Experts and industry professionals wonder about farming output because they take insect levels and ground-level freezes into account, and they also bring differing opinions together.Michael Gehring of Galesburg's Gehring Farm isn't worried so far.
"The potential of your yield starts two or three years before, not within the last six months or four months," said Gehring.
"It depends on whether it was muddy, surface level moisture, or how much you compacted the ground, many different factors over the last few years.
You stick to your routine program, determined by the potential of the soil."
Gehring also explained that he was optimistic about the growing season in spite of recent weather being what it's been.
The weather this year hasn't changed much of Gehring's work so far, so he doesn't have many concerns.
Farm insurance is also established to cover damages in the event that weather, wind or something related to the two should damage crops.
Bi-County Insurance's Richard Lutz talked about the potential for an odd season and the fact that most farmers know how to hedge against significant losses.
"If you're in farming, it's a constant question of concern whether or not the weather will bring any problems," said Lutz.

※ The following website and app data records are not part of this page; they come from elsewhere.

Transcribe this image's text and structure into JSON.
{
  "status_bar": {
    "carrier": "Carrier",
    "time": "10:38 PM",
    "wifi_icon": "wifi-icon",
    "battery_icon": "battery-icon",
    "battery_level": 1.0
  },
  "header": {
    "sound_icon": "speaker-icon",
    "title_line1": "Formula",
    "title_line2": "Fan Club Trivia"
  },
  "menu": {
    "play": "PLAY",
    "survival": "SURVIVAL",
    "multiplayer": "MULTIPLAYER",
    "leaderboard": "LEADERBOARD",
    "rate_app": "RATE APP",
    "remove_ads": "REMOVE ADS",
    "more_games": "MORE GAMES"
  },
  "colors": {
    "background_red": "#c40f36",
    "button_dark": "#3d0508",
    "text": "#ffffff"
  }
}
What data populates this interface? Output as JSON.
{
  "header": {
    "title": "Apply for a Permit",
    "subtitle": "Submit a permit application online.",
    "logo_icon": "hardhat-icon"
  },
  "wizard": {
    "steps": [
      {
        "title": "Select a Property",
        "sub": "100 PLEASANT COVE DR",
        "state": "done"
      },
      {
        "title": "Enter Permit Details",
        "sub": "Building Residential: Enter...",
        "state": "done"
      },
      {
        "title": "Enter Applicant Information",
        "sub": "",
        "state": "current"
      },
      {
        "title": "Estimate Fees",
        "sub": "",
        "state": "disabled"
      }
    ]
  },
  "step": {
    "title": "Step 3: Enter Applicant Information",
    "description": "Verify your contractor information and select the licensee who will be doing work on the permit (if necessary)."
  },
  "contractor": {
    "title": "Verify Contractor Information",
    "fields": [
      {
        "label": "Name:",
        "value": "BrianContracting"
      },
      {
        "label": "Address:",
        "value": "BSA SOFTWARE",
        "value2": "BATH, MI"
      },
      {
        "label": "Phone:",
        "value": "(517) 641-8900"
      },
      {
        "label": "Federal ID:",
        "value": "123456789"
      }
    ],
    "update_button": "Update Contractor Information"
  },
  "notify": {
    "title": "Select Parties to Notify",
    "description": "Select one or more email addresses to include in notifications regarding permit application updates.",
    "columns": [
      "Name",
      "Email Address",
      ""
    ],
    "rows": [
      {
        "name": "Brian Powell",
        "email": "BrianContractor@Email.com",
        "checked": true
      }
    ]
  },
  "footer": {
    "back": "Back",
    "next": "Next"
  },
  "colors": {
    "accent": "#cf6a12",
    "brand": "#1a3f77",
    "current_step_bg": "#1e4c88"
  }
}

"Looking at the average grower, they're placing a huge gamble every spring on putting seed in the ground, seeing what happens and hoping there's a crop to support their family."